- **Exercise aim**:
Among the lines of the data, copy those that hold "건강검진".
>>>
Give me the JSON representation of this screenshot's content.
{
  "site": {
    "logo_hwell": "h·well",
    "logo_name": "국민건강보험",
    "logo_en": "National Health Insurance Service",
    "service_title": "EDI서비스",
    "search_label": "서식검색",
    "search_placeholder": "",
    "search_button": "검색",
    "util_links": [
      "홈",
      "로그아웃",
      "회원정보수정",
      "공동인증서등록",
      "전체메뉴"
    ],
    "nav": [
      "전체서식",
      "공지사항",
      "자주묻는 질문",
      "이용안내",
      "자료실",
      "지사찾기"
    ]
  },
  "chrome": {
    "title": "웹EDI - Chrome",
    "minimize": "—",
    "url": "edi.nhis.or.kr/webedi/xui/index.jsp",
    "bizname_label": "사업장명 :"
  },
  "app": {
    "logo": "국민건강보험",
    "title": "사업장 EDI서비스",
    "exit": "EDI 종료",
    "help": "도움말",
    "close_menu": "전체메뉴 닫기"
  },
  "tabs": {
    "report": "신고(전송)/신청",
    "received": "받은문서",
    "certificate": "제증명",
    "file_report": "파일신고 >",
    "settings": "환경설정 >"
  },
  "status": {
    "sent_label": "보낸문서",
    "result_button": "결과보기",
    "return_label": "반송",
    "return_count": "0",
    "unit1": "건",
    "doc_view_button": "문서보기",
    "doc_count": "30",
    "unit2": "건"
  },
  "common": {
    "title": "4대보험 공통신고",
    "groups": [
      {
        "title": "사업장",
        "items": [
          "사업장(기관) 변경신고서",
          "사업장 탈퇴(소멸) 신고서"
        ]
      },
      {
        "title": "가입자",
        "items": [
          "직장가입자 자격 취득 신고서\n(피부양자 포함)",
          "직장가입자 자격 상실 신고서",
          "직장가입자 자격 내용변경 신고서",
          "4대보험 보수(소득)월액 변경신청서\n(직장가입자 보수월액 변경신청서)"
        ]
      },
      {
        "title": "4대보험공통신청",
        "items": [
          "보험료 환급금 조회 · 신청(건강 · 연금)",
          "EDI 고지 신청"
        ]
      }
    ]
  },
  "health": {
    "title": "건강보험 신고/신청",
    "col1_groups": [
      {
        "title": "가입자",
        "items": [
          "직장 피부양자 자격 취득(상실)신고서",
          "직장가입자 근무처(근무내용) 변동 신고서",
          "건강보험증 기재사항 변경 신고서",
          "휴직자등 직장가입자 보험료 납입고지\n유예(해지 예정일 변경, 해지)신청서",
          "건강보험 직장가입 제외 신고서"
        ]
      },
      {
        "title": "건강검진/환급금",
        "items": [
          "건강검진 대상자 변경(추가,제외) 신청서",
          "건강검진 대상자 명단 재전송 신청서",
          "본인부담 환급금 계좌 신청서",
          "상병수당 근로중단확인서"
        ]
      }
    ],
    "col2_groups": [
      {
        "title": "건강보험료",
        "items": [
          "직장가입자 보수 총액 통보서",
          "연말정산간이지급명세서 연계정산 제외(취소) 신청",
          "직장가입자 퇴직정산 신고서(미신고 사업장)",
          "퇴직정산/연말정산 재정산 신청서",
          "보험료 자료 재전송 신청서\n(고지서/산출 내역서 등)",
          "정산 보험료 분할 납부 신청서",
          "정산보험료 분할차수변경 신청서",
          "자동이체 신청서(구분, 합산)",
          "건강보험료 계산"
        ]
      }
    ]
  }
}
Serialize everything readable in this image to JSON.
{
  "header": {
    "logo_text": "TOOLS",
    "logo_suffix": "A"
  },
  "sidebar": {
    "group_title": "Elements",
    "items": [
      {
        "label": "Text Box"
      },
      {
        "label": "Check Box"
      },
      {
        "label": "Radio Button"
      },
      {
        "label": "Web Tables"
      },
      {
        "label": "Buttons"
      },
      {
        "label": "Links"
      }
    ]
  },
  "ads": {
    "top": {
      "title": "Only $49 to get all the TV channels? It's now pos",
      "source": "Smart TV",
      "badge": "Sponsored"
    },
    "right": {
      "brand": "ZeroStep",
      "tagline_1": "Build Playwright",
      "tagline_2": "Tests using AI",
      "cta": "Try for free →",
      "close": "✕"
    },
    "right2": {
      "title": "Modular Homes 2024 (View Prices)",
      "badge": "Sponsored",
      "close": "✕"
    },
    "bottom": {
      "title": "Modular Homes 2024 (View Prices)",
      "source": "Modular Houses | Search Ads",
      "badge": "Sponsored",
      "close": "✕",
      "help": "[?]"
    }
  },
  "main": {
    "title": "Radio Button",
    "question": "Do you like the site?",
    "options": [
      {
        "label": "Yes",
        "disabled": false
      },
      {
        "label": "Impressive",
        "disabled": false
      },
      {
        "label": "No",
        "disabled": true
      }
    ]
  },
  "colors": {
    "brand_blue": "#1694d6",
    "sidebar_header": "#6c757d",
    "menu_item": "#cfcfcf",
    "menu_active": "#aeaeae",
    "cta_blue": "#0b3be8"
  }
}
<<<
- **Result**:
        "title": "건강검진/환급금",
          "건강검진 대상자 변경(추가,제외) 신청서",
          "건강검진 대상자 명단 재전송 신청서",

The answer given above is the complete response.